That's why Capitaine Train is so wonderful. Since SNCF lost its court case and has been forced to allow all travel agencies to sell its tickets, a couple new ticket sites are now contenders on the web. The best one for Americans buying French train tickets is Capitaine Train.
Capitaine has made it incredibly easy. A simple sign-up process (They make this a 30-second painless procedure and promise not to use your information for nefarious purposes.)is required, and then you access a no-ad uncluttered site that quickly gives you the cheapest prices available for both first and second class train travel. You can also choose your seat and whether you want to be facing forward or backward as you travel. If you do have any problems, it's easy to shoot the webmasters an e-mail to which someone will promptly respond in English. Print your e-ticket at home or pick it up at any SNCF ticket machine using a code Capitaine provides, and you are good to go.

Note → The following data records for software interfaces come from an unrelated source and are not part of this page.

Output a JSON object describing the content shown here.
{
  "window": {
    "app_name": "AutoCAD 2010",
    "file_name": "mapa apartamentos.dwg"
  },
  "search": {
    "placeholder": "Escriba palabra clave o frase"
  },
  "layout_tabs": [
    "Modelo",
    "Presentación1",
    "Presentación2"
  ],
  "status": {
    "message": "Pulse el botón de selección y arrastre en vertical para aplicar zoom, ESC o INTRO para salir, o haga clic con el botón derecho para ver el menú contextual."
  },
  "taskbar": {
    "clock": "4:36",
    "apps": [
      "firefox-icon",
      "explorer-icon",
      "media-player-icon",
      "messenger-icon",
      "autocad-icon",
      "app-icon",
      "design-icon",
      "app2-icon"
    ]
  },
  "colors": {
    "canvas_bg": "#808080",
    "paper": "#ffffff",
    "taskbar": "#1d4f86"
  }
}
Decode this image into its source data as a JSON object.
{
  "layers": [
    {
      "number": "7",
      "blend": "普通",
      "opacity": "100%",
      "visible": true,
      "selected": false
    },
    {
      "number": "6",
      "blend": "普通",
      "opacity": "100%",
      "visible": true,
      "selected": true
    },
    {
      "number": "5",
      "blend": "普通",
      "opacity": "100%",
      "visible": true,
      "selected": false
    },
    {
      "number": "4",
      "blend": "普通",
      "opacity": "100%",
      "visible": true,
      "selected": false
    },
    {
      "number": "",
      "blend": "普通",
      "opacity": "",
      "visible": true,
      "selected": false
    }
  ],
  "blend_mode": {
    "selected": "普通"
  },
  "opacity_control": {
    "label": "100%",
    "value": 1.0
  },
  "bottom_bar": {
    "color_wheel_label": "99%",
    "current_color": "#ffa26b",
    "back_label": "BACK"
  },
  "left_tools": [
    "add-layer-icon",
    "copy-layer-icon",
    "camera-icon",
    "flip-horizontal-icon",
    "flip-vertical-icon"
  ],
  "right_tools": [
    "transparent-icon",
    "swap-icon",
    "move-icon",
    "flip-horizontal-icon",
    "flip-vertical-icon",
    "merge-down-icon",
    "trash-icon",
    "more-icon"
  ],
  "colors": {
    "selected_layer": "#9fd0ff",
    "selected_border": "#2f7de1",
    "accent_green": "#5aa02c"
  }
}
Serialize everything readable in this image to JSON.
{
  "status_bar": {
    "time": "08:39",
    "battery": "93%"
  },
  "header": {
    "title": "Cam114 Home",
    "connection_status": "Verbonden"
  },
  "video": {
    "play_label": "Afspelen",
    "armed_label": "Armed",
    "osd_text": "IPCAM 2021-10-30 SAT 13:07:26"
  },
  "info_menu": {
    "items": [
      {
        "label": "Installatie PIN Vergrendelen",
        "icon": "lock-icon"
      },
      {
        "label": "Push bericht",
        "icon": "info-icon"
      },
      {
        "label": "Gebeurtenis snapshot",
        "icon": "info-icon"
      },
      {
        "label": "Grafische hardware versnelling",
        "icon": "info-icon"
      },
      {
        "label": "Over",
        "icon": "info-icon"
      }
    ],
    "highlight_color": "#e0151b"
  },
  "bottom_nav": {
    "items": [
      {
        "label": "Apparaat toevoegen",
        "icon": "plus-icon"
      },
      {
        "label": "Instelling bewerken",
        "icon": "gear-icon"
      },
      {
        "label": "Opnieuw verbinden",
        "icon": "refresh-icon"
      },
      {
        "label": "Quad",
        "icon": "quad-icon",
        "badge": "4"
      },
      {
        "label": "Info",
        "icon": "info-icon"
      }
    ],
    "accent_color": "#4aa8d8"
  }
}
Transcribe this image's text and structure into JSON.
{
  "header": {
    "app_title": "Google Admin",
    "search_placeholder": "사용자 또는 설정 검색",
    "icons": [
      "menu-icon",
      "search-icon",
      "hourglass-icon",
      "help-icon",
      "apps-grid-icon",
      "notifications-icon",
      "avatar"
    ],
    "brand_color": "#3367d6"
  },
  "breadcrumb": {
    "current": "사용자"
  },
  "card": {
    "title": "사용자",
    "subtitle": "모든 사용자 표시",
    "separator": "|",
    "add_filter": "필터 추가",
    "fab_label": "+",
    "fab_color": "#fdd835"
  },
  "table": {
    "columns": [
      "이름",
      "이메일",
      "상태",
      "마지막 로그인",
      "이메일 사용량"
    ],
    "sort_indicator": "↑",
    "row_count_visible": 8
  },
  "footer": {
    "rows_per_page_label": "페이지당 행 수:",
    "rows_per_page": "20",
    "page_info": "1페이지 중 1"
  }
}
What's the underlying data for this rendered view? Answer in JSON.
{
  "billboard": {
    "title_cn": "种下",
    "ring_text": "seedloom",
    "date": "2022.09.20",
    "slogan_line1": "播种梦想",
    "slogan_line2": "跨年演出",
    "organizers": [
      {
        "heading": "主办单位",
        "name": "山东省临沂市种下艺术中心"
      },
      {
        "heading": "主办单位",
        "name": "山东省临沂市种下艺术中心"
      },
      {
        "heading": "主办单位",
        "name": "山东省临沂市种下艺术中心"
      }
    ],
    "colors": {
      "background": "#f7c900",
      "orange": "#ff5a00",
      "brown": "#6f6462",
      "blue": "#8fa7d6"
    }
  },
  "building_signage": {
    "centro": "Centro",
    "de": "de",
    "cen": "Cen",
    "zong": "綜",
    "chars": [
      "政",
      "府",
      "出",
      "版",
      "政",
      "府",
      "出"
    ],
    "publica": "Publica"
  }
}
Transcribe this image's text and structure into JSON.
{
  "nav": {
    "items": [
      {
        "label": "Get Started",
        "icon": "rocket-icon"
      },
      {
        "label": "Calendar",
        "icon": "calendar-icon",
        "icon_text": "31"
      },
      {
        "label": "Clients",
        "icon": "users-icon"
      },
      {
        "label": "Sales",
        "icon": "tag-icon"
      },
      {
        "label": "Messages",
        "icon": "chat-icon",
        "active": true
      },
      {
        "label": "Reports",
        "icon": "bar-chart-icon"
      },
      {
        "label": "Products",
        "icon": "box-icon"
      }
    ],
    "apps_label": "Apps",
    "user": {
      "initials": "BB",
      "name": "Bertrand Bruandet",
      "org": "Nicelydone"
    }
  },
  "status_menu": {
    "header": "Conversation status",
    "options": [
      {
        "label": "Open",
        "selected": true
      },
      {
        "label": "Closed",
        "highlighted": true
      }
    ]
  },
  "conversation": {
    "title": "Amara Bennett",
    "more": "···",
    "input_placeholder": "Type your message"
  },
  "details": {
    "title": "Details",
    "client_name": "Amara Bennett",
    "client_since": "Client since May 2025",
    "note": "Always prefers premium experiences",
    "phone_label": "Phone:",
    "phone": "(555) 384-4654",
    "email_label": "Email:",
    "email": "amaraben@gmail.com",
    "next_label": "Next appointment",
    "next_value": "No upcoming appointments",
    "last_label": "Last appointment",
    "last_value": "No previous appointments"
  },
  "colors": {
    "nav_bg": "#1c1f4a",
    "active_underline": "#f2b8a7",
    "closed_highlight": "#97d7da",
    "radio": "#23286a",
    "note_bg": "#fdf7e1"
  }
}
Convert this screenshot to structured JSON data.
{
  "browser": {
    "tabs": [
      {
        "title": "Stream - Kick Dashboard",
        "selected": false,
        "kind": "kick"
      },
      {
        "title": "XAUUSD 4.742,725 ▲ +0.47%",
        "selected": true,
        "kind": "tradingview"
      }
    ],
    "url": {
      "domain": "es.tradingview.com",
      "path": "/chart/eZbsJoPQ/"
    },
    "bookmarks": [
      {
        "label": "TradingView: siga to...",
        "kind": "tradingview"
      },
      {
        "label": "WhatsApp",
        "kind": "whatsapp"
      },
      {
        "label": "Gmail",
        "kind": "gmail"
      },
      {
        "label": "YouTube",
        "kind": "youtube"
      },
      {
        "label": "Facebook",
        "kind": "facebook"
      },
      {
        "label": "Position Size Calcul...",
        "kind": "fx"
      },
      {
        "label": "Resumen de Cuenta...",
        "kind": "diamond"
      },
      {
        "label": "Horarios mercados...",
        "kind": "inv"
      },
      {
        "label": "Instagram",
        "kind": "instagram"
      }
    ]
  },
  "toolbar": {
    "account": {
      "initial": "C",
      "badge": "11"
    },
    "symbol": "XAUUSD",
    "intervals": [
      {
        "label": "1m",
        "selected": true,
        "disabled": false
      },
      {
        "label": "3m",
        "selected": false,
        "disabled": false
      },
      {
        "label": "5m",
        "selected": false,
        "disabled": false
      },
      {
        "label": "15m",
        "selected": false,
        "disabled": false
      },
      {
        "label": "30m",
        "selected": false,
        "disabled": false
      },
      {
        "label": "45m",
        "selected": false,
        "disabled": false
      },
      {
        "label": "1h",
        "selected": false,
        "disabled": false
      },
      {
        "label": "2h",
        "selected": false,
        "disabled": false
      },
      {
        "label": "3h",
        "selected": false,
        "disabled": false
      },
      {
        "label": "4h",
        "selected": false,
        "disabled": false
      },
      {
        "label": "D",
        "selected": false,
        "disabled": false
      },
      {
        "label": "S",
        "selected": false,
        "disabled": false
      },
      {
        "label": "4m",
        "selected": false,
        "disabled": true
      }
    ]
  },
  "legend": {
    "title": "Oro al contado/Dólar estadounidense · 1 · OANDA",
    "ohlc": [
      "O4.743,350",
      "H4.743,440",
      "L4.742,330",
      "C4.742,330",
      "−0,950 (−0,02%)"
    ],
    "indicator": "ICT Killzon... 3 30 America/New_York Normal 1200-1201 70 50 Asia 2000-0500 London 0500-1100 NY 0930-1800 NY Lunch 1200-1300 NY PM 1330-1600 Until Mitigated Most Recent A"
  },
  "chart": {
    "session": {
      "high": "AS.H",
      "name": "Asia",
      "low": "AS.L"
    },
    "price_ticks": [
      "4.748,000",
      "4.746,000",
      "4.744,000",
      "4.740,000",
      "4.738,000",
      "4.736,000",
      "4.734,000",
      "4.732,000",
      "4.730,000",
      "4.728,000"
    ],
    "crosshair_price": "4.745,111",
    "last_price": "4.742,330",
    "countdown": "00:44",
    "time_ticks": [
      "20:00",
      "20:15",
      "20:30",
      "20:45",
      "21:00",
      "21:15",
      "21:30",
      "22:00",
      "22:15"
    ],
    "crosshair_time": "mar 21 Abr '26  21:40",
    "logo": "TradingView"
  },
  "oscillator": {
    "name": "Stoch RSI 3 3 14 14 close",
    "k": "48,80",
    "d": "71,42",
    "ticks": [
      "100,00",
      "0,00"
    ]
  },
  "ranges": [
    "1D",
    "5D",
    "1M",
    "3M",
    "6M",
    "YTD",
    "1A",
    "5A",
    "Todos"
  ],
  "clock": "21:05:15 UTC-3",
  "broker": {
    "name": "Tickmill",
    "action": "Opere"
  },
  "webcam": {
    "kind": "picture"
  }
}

Not only is the Capitaine website incredibly easy to use, but the people who maintain the site are downright friendly. I've received a welcome e-mail and another reminding me that the staff members are there to help with any problem I might encounter. That's quite a contrast to the SNCF agent in Paris who refused to change a train ticket for me because my French wasn't up to his standards!
|Get on board.|
Mark Smith has an award-winning website, The Man in Seat Sixty-One, where you can learn how to travel and buy train tickets for trips all over the world. For Mark's overview of French train ticket sales, see this page.
Read about the de-regulation of the SNCF ticketing system and the creation of Capitaine Train here.
UK residents may find it helpful to buy SNCF tickets from loco2.com. This site is similar to Capitaine Train, but only sells to UK residents.